positions for a keyword at a search engine. We explicitly model how consumers navigate and click on
sponsored links based on their knowledge and beliefs about firm qualities. Our model yields several interesting
insights; a main counterintuitive result we focus on is the "position paradox." The paradox is that a superior
firm may bid lower than an inferior firm and obtain a position below it, yet it still obtains more clicks than
the inferior firm. Under a pay-per-impression mechanism, the inferior firm wants to be at the top where more
consumers click on its link, whereas the superior firm is better off by placing its link at a lower position because
it pays a smaller advertising fee, but some consumers will still reach it in search of the higher-quality firm.

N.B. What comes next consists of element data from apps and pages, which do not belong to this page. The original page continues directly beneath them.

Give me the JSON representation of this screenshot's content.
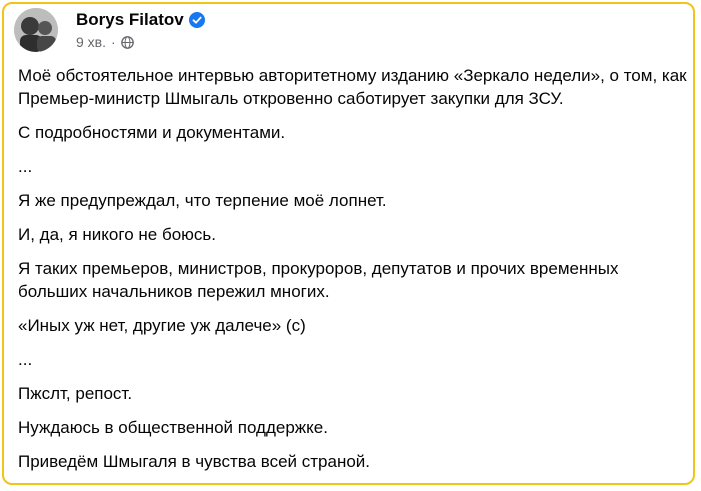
{
  "author": {
    "name": "Borys Filatov",
    "time": "9 хв."
  },
  "icons": {
    "avatar": "avatar-photo",
    "verified": "verified-badge-icon",
    "privacy": "globe-icon"
  },
  "colors": {
    "frame": "#f0c419",
    "verified": "#1877f2",
    "meta": "#65676b"
  },
  "post": {
    "paragraphs": [
      "Моё обстоятельное интервью авторитетному изданию «Зеркало недели», о том, как Премьер-министр Шмыгаль откровенно саботирует закупки для ЗСУ.",
      "С подробностями и документами.",
      "...",
      "Я же предупреждал, что терпение моё лопнет.",
      "И, да, я никого не боюсь.",
      "Я таких премьеров, министров, прокуроров, депутатов и прочих временных больших начальников пережил многих.",
      "«Иных уж нет, другие уж далече» (c)",
      "...",
      "Пжслт, репост.",
      "Нуждаюсь в общественной поддержке.",
      "Приведём Шмыгаля в чувства всей страной."
    ]
  }
}
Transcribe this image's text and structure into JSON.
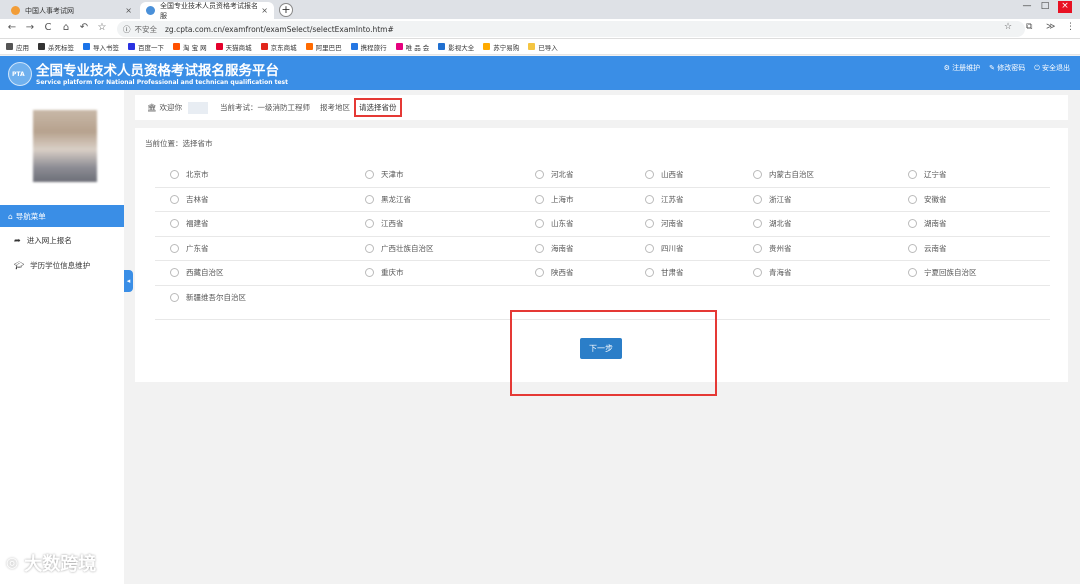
{
  "browser": {
    "tabs": [
      {
        "title": "中国人事考试网",
        "close": "×"
      },
      {
        "title": "全国专业技术人员资格考试报名服",
        "close": "×"
      }
    ],
    "new_tab": "+",
    "window_controls": [
      "—",
      "□",
      "×"
    ],
    "nav": {
      "back": "←",
      "forward": "→",
      "reload": "C",
      "home": "⌂",
      "undo": "↶",
      "star": "☆"
    },
    "not_secure": "不安全",
    "url": "zg.cpta.com.cn/examfront/examSelect/selectExamInto.htm#",
    "right_icons": [
      "☆",
      "⧉",
      "≫",
      "⋮"
    ],
    "bookmarks": [
      {
        "label": "应用",
        "color": "#555555"
      },
      {
        "label": "杀死标签",
        "color": "#333333"
      },
      {
        "label": "导入书签",
        "color": "#1a73e8"
      },
      {
        "label": "百度一下",
        "color": "#2932e1"
      },
      {
        "label": "淘 宝 网",
        "color": "#ff5000"
      },
      {
        "label": "天猫商城",
        "color": "#e4002b"
      },
      {
        "label": "京东商城",
        "color": "#e1251b"
      },
      {
        "label": "阿里巴巴",
        "color": "#ff6a00"
      },
      {
        "label": "携程旅行",
        "color": "#2577e3"
      },
      {
        "label": "唯 品 会",
        "color": "#e6007e"
      },
      {
        "label": "影视大全",
        "color": "#1f6fd0"
      },
      {
        "label": "苏宁易购",
        "color": "#ffaa00"
      },
      {
        "label": "已导入",
        "color": "#f4c542"
      }
    ]
  },
  "header": {
    "logo_text": "PTA",
    "title": "全国专业技术人员资格考试报名服务平台",
    "subtitle": "Service platform for National Professional and technican qualification test",
    "links": [
      "注册维护",
      "修改密码",
      "安全退出"
    ]
  },
  "sidebar": {
    "nav_head": "导航菜单",
    "items": [
      "进入网上报名",
      "学历学位信息维护"
    ],
    "collapse": "◂"
  },
  "topinfo": {
    "welcome": "欢迎你",
    "current_exam": "当前考试：一级消防工程师",
    "region_label": "报考地区",
    "select_province": "请选择省份"
  },
  "panel": {
    "location": "当前位置：选择省市",
    "rows": [
      [
        "北京市",
        "天津市",
        "河北省",
        "山西省",
        "内蒙古自治区",
        "辽宁省"
      ],
      [
        "吉林省",
        "黑龙江省",
        "上海市",
        "江苏省",
        "浙江省",
        "安徽省"
      ],
      [
        "福建省",
        "江西省",
        "山东省",
        "河南省",
        "湖北省",
        "湖南省"
      ],
      [
        "广东省",
        "广西壮族自治区",
        "海南省",
        "四川省",
        "贵州省",
        "云南省"
      ],
      [
        "西藏自治区",
        "重庆市",
        "陕西省",
        "甘肃省",
        "青海省",
        "宁夏回族自治区"
      ],
      [
        "新疆维吾尔自治区"
      ]
    ],
    "next_button": "下一步"
  },
  "watermark": "大数跨境"
}
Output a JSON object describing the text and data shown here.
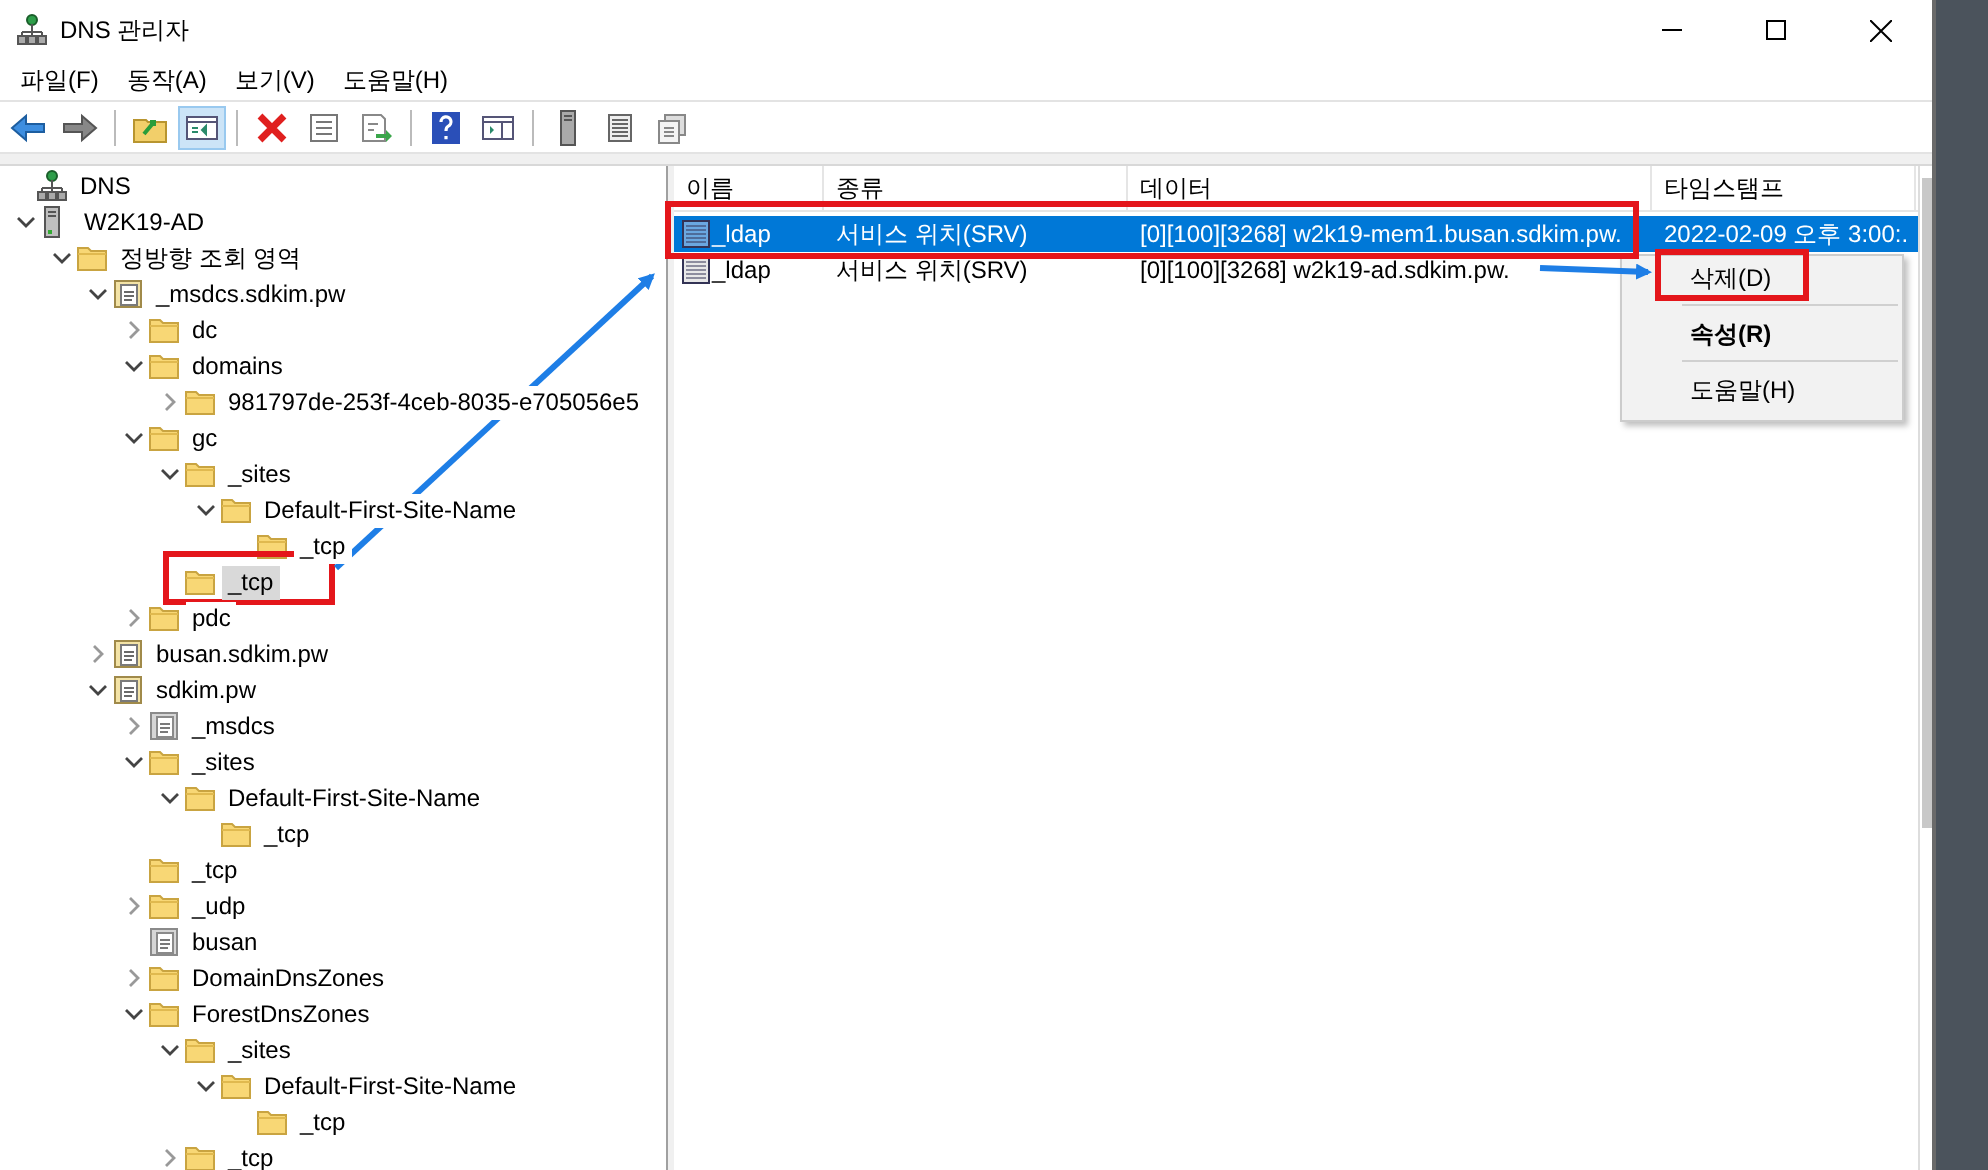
{
  "window": {
    "title": "DNS 관리자"
  },
  "menu": [
    "파일(F)",
    "동작(A)",
    "보기(V)",
    "도움말(H)"
  ],
  "toolbar": [
    {
      "kind": "back"
    },
    {
      "kind": "forward"
    },
    {
      "kind": "sep"
    },
    {
      "kind": "up"
    },
    {
      "kind": "tree-toggle",
      "pressed": true
    },
    {
      "kind": "sep"
    },
    {
      "kind": "delete"
    },
    {
      "kind": "properties"
    },
    {
      "kind": "export"
    },
    {
      "kind": "sep"
    },
    {
      "kind": "help"
    },
    {
      "kind": "action-pane"
    },
    {
      "kind": "sep"
    },
    {
      "kind": "server"
    },
    {
      "kind": "list"
    },
    {
      "kind": "copy"
    }
  ],
  "tree": [
    {
      "label": "DNS",
      "kind": "dns",
      "selected": false,
      "children": [
        {
          "label": "W2K19-AD",
          "kind": "server",
          "expanded": true,
          "selected": false,
          "children": [
            {
              "label": "정방향 조회 영역",
              "kind": "folder",
              "expanded": true,
              "selected": false,
              "children": [
                {
                  "label": "_msdcs.sdkim.pw",
                  "kind": "zone",
                  "expanded": true,
                  "selected": false,
                  "children": [
                    {
                      "label": "dc",
                      "kind": "folder",
                      "expanded": false,
                      "selected": false
                    },
                    {
                      "label": "domains",
                      "kind": "folder",
                      "expanded": true,
                      "selected": false,
                      "children": [
                        {
                          "label": "981797de-253f-4ceb-8035-e705056e5",
                          "kind": "folder",
                          "expanded": false,
                          "selected": false
                        }
                      ]
                    },
                    {
                      "label": "gc",
                      "kind": "folder",
                      "expanded": true,
                      "selected": false,
                      "children": [
                        {
                          "label": "_sites",
                          "kind": "folder",
                          "expanded": true,
                          "selected": false,
                          "children": [
                            {
                              "label": "Default-First-Site-Name",
                              "kind": "folder",
                              "expanded": true,
                              "selected": false,
                              "children": [
                                {
                                  "label": "_tcp",
                                  "kind": "folder",
                                  "selected": false
                                }
                              ]
                            }
                          ]
                        },
                        {
                          "label": "_tcp",
                          "kind": "folder",
                          "selected": true
                        }
                      ]
                    },
                    {
                      "label": "pdc",
                      "kind": "folder",
                      "expanded": false,
                      "selected": false
                    }
                  ]
                },
                {
                  "label": "busan.sdkim.pw",
                  "kind": "zone",
                  "expanded": false,
                  "selected": false
                },
                {
                  "label": "sdkim.pw",
                  "kind": "zone",
                  "expanded": true,
                  "selected": false,
                  "children": [
                    {
                      "label": "_msdcs",
                      "kind": "delegation",
                      "expanded": false,
                      "selected": false
                    },
                    {
                      "label": "_sites",
                      "kind": "folder",
                      "expanded": true,
                      "selected": false,
                      "children": [
                        {
                          "label": "Default-First-Site-Name",
                          "kind": "folder",
                          "expanded": true,
                          "selected": false,
                          "children": [
                            {
                              "label": "_tcp",
                              "kind": "folder",
                              "selected": false
                            }
                          ]
                        }
                      ]
                    },
                    {
                      "label": "_tcp",
                      "kind": "folder",
                      "selected": false
                    },
                    {
                      "label": "_udp",
                      "kind": "folder",
                      "expanded": false,
                      "selected": false
                    },
                    {
                      "label": "busan",
                      "kind": "delegation",
                      "selected": false
                    },
                    {
                      "label": "DomainDnsZones",
                      "kind": "folder",
                      "expanded": false,
                      "selected": false
                    },
                    {
                      "label": "ForestDnsZones",
                      "kind": "folder",
                      "expanded": true,
                      "selected": false,
                      "children": [
                        {
                          "label": "_sites",
                          "kind": "folder",
                          "expanded": true,
                          "selected": false,
                          "children": [
                            {
                              "label": "Default-First-Site-Name",
                              "kind": "folder",
                              "expanded": true,
                              "selected": false,
                              "children": [
                                {
                                  "label": "_tcp",
                                  "kind": "folder",
                                  "selected": false
                                }
                              ]
                            }
                          ]
                        },
                        {
                          "label": "_tcp",
                          "kind": "folder",
                          "expanded": false,
                          "selected": false
                        }
                      ]
                    }
                  ]
                }
              ]
            }
          ]
        }
      ]
    }
  ],
  "list": {
    "columns": [
      "이름",
      "종류",
      "데이터",
      "타임스탬프"
    ],
    "rows": [
      {
        "cells": [
          "_ldap",
          "서비스 위치(SRV)",
          "[0][100][3268] w2k19-mem1.busan.sdkim.pw.",
          "2022-02-09 오후 3:00:."
        ],
        "selected": true
      },
      {
        "cells": [
          "_ldap",
          "서비스 위치(SRV)",
          "[0][100][3268] w2k19-ad.sdkim.pw."
        ],
        "selected": false
      }
    ]
  },
  "context_menu": [
    {
      "label": "삭제(D)",
      "bold": false
    },
    {
      "label": "속성(R)",
      "bold": true
    },
    {
      "label": "도움말(H)",
      "bold": false
    }
  ]
}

Under a pay-per-click mechanism, the inferior firm has an even stronger incentive to be at the top because
now it only has to pay for the consumers who do not know the firms' reputations and, therefore, can bid more
aggressively. Interestingly, as the quality premium for the superior firm increases, and/or if more consumers

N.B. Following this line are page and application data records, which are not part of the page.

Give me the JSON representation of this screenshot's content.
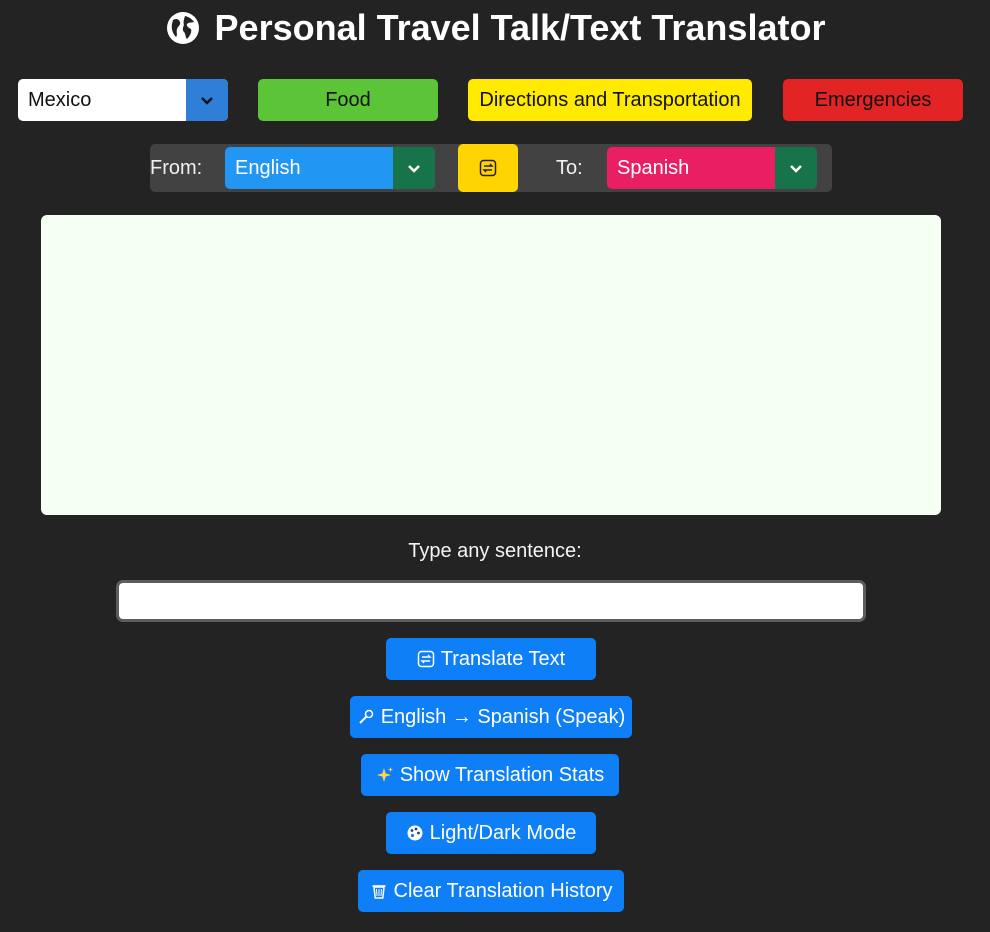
{
  "header": {
    "title": "Personal Travel Talk/Text Translator",
    "icon": "globe-icon"
  },
  "country": {
    "selected": "Mexico"
  },
  "categories": [
    {
      "label": "Food",
      "color": "#5cc437"
    },
    {
      "label": "Directions and Transportation",
      "color": "#ffea00"
    },
    {
      "label": "Emergencies",
      "color": "#e22424"
    }
  ],
  "languages": {
    "from_label": "From:",
    "from_selected": "English",
    "to_label": "To:",
    "to_selected": "Spanish",
    "swap_icon": "swap-icon"
  },
  "input": {
    "prompt": "Type any sentence:",
    "value": "",
    "placeholder": ""
  },
  "actions": {
    "translate": "Translate Text",
    "speak": "English → Spanish (Speak)",
    "stats": "Show Translation Stats",
    "mode": "Light/Dark Mode",
    "clear": "Clear Translation History"
  },
  "colors": {
    "background": "#232323",
    "action_button": "#0f7ff7",
    "output_box": "#f6fff4",
    "from_select": "#2196f3",
    "to_select": "#e91e63",
    "swap_button": "#ffd400"
  }
}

know the identity of the superior firm, the incentive for the inferior firm to be at the top may increase. Contrary
to conventional belief, we find that the search engine may have the incentive to overweight the inferior firm's
bid and strategically create the position paradox to increase overall clicks by consumers. To validate our model,
we analyze a data set from a popular Korean search engine firm and find that (i) a large proportion of auction
outcomes in the data show the position paradox, and (ii) sharp predictions from our model are validated in
Source: Marketing Science
Jerath, Kinshuk, Liye Ma, Young-Hoon Park, and Kannan Srinivasan. "A 'Position Paradox' in Sponsored Search Auctions." Marketing Science 30, no. 4 (2011): 612-627.